Your task:
Output the records exactly, and drop each picture.

Material shown:

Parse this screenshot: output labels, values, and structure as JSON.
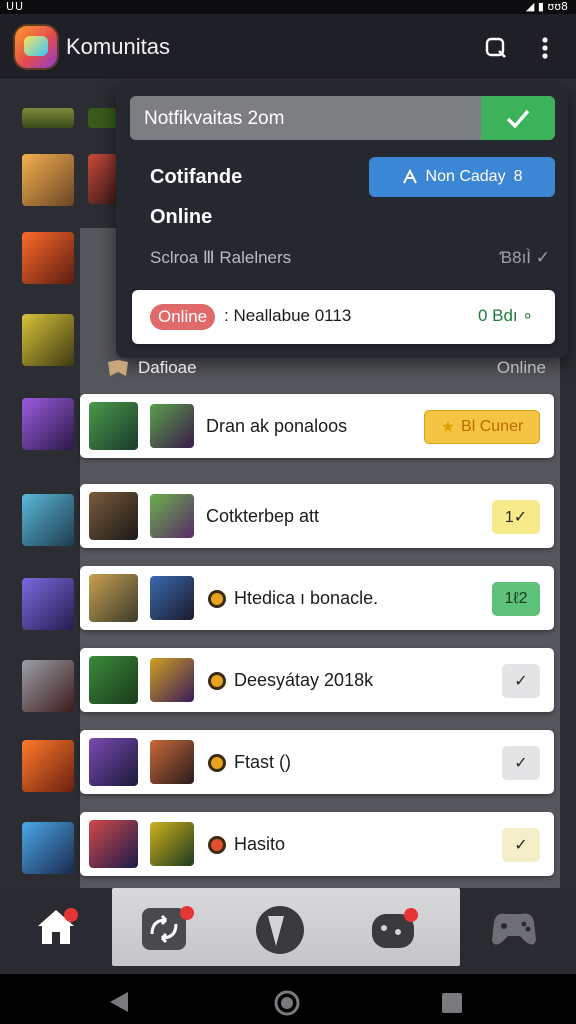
{
  "status": {
    "left": "ᑌᑌ",
    "right": "◢ ▮ ʊʊ8"
  },
  "appbar": {
    "title": "Komunitas",
    "search_icon": "search-icon",
    "menu_icon": "more-vert-icon"
  },
  "popup": {
    "notification_text": "Notfikvaitas 2om",
    "heading_1": "Cotifande",
    "heading_2": "Online",
    "blue_button_label": "Non Caday",
    "blue_button_suffix": "8",
    "sub_left": "Sclroa Ⅲ Ralelners",
    "sub_right": "Ɓ8ıÌ ✓"
  },
  "online_card": {
    "pill": "Online",
    "text": ": Neallabue 0113",
    "right": "0 Bdı ∘"
  },
  "section": {
    "title": "Dafioae",
    "right": "Online"
  },
  "rows": [
    {
      "label": "Dran ak ponaloos",
      "badge": "Bl Cuner",
      "badge_type": "gold"
    },
    {
      "label": "Cotkterbep att",
      "badge": "1✓",
      "badge_type": "yellow"
    },
    {
      "label": "Htedica ı bonacle.",
      "badge": "1ℓ2",
      "badge_type": "green"
    },
    {
      "label": "Deesyátay 2018k",
      "badge": "✓",
      "badge_type": "grey"
    },
    {
      "label": "Ftast ()",
      "badge": "✓",
      "badge_type": "grey"
    },
    {
      "label": "Hasito",
      "badge": "✓",
      "badge_type": "cream"
    }
  ],
  "colors": {
    "accent_blue": "#3c86d6",
    "accent_green": "#3cb35a",
    "badge_red": "#e53535"
  }
}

Task result:
Parse this screenshot: output labels, values, and structure as JSON.
{
  "status": {
    "left": "ᑌᑌ",
    "right": "◢ ▮ ʊʊ8"
  },
  "appbar": {
    "title": "Komunitas",
    "search_icon": "search-icon",
    "menu_icon": "more-vert-icon"
  },
  "popup": {
    "notification_text": "Notfikvaitas 2om",
    "heading_1": "Cotifande",
    "heading_2": "Online",
    "blue_button_label": "Non Caday",
    "blue_button_suffix": "8",
    "sub_left": "Sclroa Ⅲ Ralelners",
    "sub_right": "Ɓ8ıÌ ✓"
  },
  "online_card": {
    "pill": "Online",
    "text": ": Neallabue 0113",
    "right": "0 Bdı ∘"
  },
  "section": {
    "title": "Dafioae",
    "right": "Online"
  },
  "rows": [
    {
      "label": "Dran ak ponaloos",
      "badge": "Bl Cuner",
      "badge_type": "gold"
    },
    {
      "label": "Cotkterbep att",
      "badge": "1✓",
      "badge_type": "yellow"
    },
    {
      "label": "Htedica ı bonacle.",
      "badge": "1ℓ2",
      "badge_type": "green"
    },
    {
      "label": "Deesyátay 2018k",
      "badge": "✓",
      "badge_type": "grey"
    },
    {
      "label": "Ftast ()",
      "badge": "✓",
      "badge_type": "grey"
    },
    {
      "label": "Hasito",
      "badge": "✓",
      "badge_type": "cream"
    }
  ],
  "colors": {
    "accent_blue": "#3c86d6",
    "accent_green": "#3cb35a",
    "badge_red": "#e53535"
  }
}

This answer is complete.